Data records
== Segment start ==
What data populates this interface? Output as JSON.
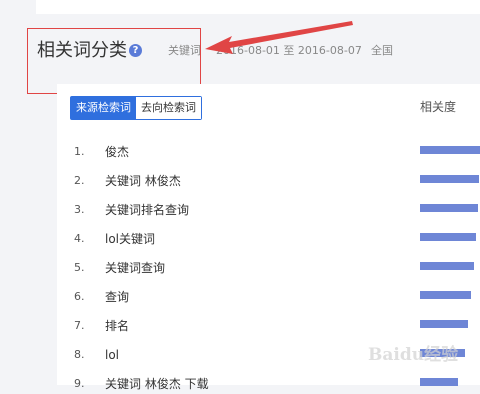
{
  "header": {
    "title": "相关词分类",
    "keyword_label": "关键词",
    "date_range": "2016-08-01 至 2016-08-07",
    "region": "全国"
  },
  "tabs": [
    {
      "label": "来源检索词",
      "active": true
    },
    {
      "label": "去向检索词",
      "active": false
    }
  ],
  "table": {
    "column_header": "相关度",
    "rows": [
      {
        "rank": "1.",
        "term": "俊杰",
        "relevance": 0.95
      },
      {
        "rank": "2.",
        "term": "关键词 林俊杰",
        "relevance": 0.92
      },
      {
        "rank": "3.",
        "term": "关键词排名查询",
        "relevance": 0.9
      },
      {
        "rank": "4.",
        "term": "lol关键词",
        "relevance": 0.88
      },
      {
        "rank": "5.",
        "term": "关键词查询",
        "relevance": 0.85
      },
      {
        "rank": "6.",
        "term": "查询",
        "relevance": 0.8
      },
      {
        "rank": "7.",
        "term": "排名",
        "relevance": 0.75
      },
      {
        "rank": "8.",
        "term": "lol",
        "relevance": 0.7
      },
      {
        "rank": "9.",
        "term": "关键词 林俊杰 下载",
        "relevance": 0.6
      }
    ]
  },
  "watermark": "Baidu经验",
  "colors": {
    "accent": "#2f6fde",
    "bar": "#6e86d6",
    "annotation": "#e04545"
  }
}
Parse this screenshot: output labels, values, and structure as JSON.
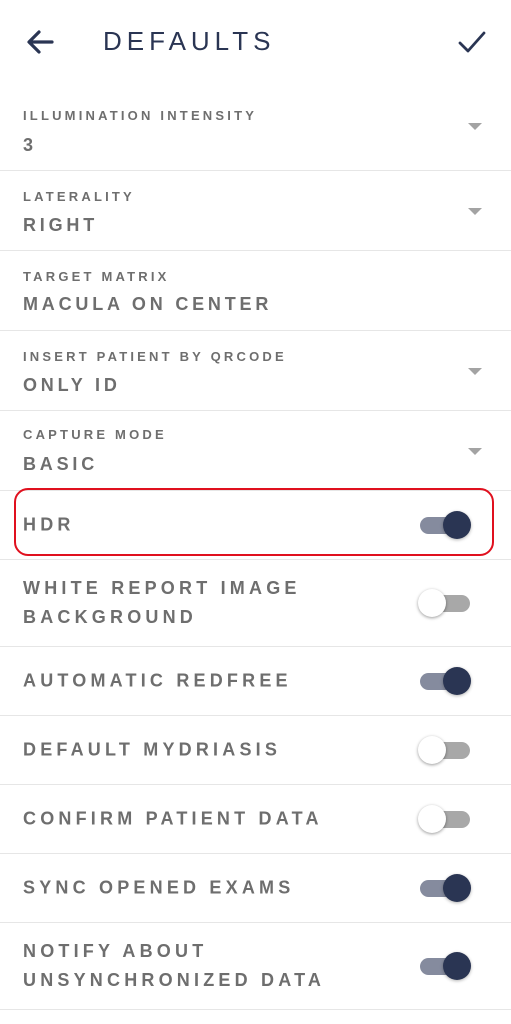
{
  "header": {
    "title": "DEFAULTS",
    "back_icon": "arrow-left-icon",
    "confirm_icon": "check-icon"
  },
  "settings": [
    {
      "label": "ILLUMINATION INTENSITY",
      "value": "3",
      "has_dropdown": true
    },
    {
      "label": "LATERALITY",
      "value": "RIGHT",
      "has_dropdown": true
    },
    {
      "label": "TARGET MATRIX",
      "value": "MACULA ON CENTER",
      "has_dropdown": false
    },
    {
      "label": "INSERT PATIENT BY QRCODE",
      "value": "ONLY ID",
      "has_dropdown": true
    },
    {
      "label": "CAPTURE MODE",
      "value": "BASIC",
      "has_dropdown": true
    }
  ],
  "toggles": [
    {
      "label": "HDR",
      "on": true
    },
    {
      "label": "WHITE REPORT IMAGE BACKGROUND",
      "on": false
    },
    {
      "label": "AUTOMATIC REDFREE",
      "on": true
    },
    {
      "label": "DEFAULT MYDRIASIS",
      "on": false
    },
    {
      "label": "CONFIRM PATIENT DATA",
      "on": false
    },
    {
      "label": "SYNC OPENED EXAMS",
      "on": true
    },
    {
      "label": "NOTIFY ABOUT UNSYNCHRONIZED DATA",
      "on": true
    }
  ],
  "colors": {
    "accent": "#2a3553",
    "highlight": "#e0101e",
    "text": "#6e6e6e",
    "toggle_on_track": "#858b9e",
    "toggle_off_track": "#a8a8a8"
  }
}
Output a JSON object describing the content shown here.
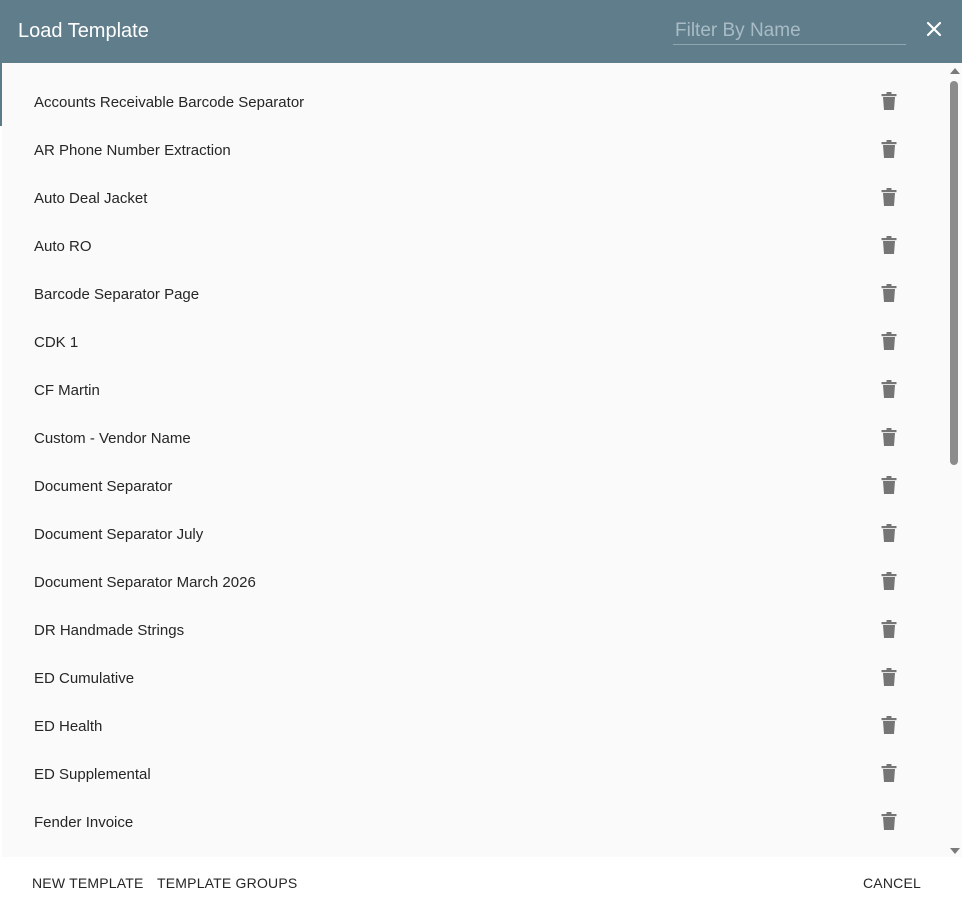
{
  "header": {
    "title": "Load Template",
    "filter_placeholder": "Filter By Name",
    "filter_value": ""
  },
  "templates": [
    "Accounts Receivable Barcode Separator",
    "AR Phone Number Extraction",
    "Auto Deal Jacket",
    "Auto RO",
    "Barcode Separator Page",
    "CDK 1",
    "CF Martin",
    "Custom - Vendor Name",
    "Document Separator",
    "Document Separator July",
    "Document Separator March 2026",
    "DR Handmade Strings",
    "ED Cumulative",
    "ED Health",
    "ED Supplemental",
    "Fender Invoice"
  ],
  "icons": {
    "close": "close-icon",
    "delete": "trash-icon"
  },
  "footer": {
    "new_template_label": "NEW TEMPLATE",
    "template_groups_label": "TEMPLATE GROUPS",
    "cancel_label": "CANCEL"
  },
  "colors": {
    "header_bg": "#607d8b",
    "list_bg": "#fafafa",
    "icon": "#757575",
    "text": "#262626"
  }
}
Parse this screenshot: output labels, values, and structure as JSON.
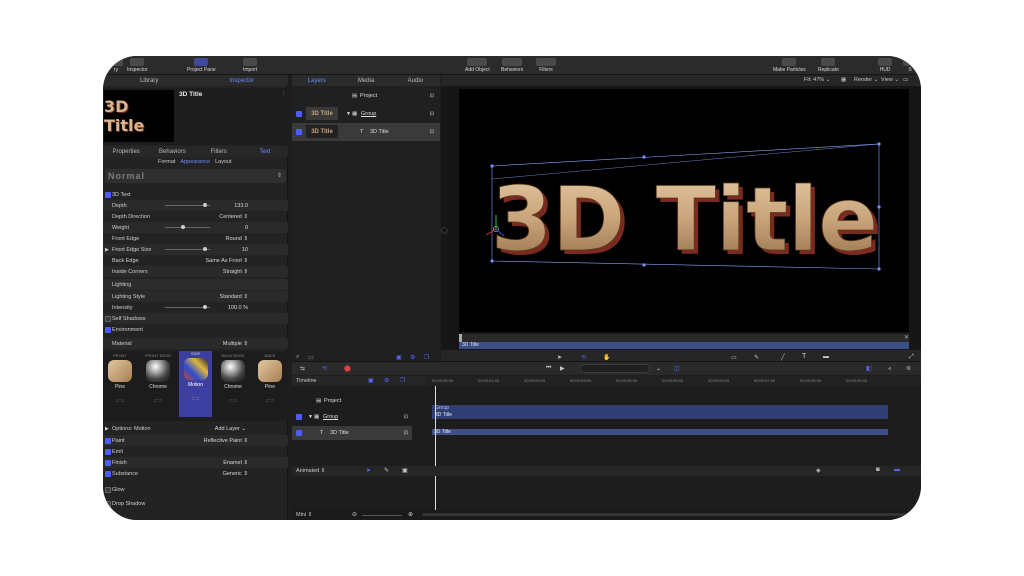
{
  "toolbar": {
    "left_items": [
      "ry",
      "Inspector",
      "Project Pane",
      "Import"
    ],
    "center_items": [
      "Add Object",
      "Behaviors",
      "Filters"
    ],
    "right_items": [
      "Make Particles",
      "Replicate",
      "HUD",
      "S"
    ]
  },
  "left_tabs": [
    "Library",
    "Inspector"
  ],
  "preview": {
    "thumb_text": "3D Title",
    "title": "3D Title"
  },
  "inspector_tabs": [
    "Properties",
    "Behaviors",
    "Filters",
    "Text"
  ],
  "inspector_subtabs": [
    "Format",
    "Appearance",
    "Layout"
  ],
  "preset": "Normal",
  "text_props": {
    "section_3d": "3D Text",
    "rows": [
      {
        "label": "Depth",
        "value": "133.0",
        "slider": 0.85
      },
      {
        "label": "Depth Direction",
        "value": "Centered ⇕"
      },
      {
        "label": "Weight",
        "value": "0",
        "slider": 0.38
      },
      {
        "label": "Front Edge",
        "value": "Round ⇕"
      },
      {
        "label": "Front Edge Size",
        "value": "10",
        "slider": 0.85
      },
      {
        "label": "Back Edge",
        "value": "Same As Front ⇕"
      },
      {
        "label": "Inside Corners",
        "value": "Straight ⇕"
      }
    ],
    "lighting_header": "Lighting",
    "lighting_rows": [
      {
        "label": "Lighting Style",
        "value": "Standard ⇕"
      },
      {
        "label": "Intensity",
        "value": "100.0 %",
        "slider": 0.85
      }
    ],
    "self_shadows": "Self Shadows",
    "environment": "Environment",
    "material_label": "Material",
    "material_value": "Multiple ⇕"
  },
  "materials": [
    {
      "head": "FRONT",
      "name": "Pine"
    },
    {
      "head": "FRONT EDGE",
      "name": "Chrome"
    },
    {
      "head": "SIDE",
      "name": "Motion"
    },
    {
      "head": "BACK EDGE",
      "name": "Chrome"
    },
    {
      "head": "BACK",
      "name": "Pine"
    }
  ],
  "options": {
    "label": "Options: Motion",
    "add_layer": "Add Layer ⌄"
  },
  "paint_rows": [
    {
      "label": "Paint",
      "value": "Reflective Paint ⇕"
    },
    {
      "label": "Emit",
      "value": ""
    },
    {
      "label": "Finish",
      "value": "Enamel ⇕"
    },
    {
      "label": "Substance",
      "value": "Generic ⇕"
    }
  ],
  "glow": "Glow",
  "drop_shadow": "Drop Shadow",
  "layers_tabs": [
    "Layers",
    "Media",
    "Audio"
  ],
  "layers": {
    "project": "Project",
    "group": "Group",
    "title": "3D Title",
    "thumb": "3D Title"
  },
  "viewer": {
    "fit": "Fit: 47% ⌄",
    "render": "Render ⌄",
    "view": "View ⌄",
    "text": "3D Title",
    "mini_label": "3D Title"
  },
  "timeline": {
    "title": "Timeline",
    "project": "Project",
    "group": "Group",
    "title_layer": "3D Title",
    "bar_group_name": "Group",
    "bar_group_sub": "3D Title",
    "bar_title": "3D Title",
    "animated": "Animated ⇕",
    "mini": "Mini ⇕",
    "timecodes": [
      "00:00:00:00",
      "00:00:01:00",
      "00:00:02:00",
      "00:00:03:00",
      "00:00:04:00",
      "00:00:05:00",
      "00:00:06:00",
      "00:00:07:00",
      "00:00:08:00",
      "00:00:09:00"
    ]
  },
  "colors": {
    "accent": "#4d5cff",
    "bar": "#3d4f86"
  }
}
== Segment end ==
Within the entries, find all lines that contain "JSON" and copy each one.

What data populates this interface? Output as JSON.
Parse this screenshot: output labels, values, and structure as JSON.
Output a JSON object describing the content shown here.
Parse this screenshot: output labels, values, and structure as JSON.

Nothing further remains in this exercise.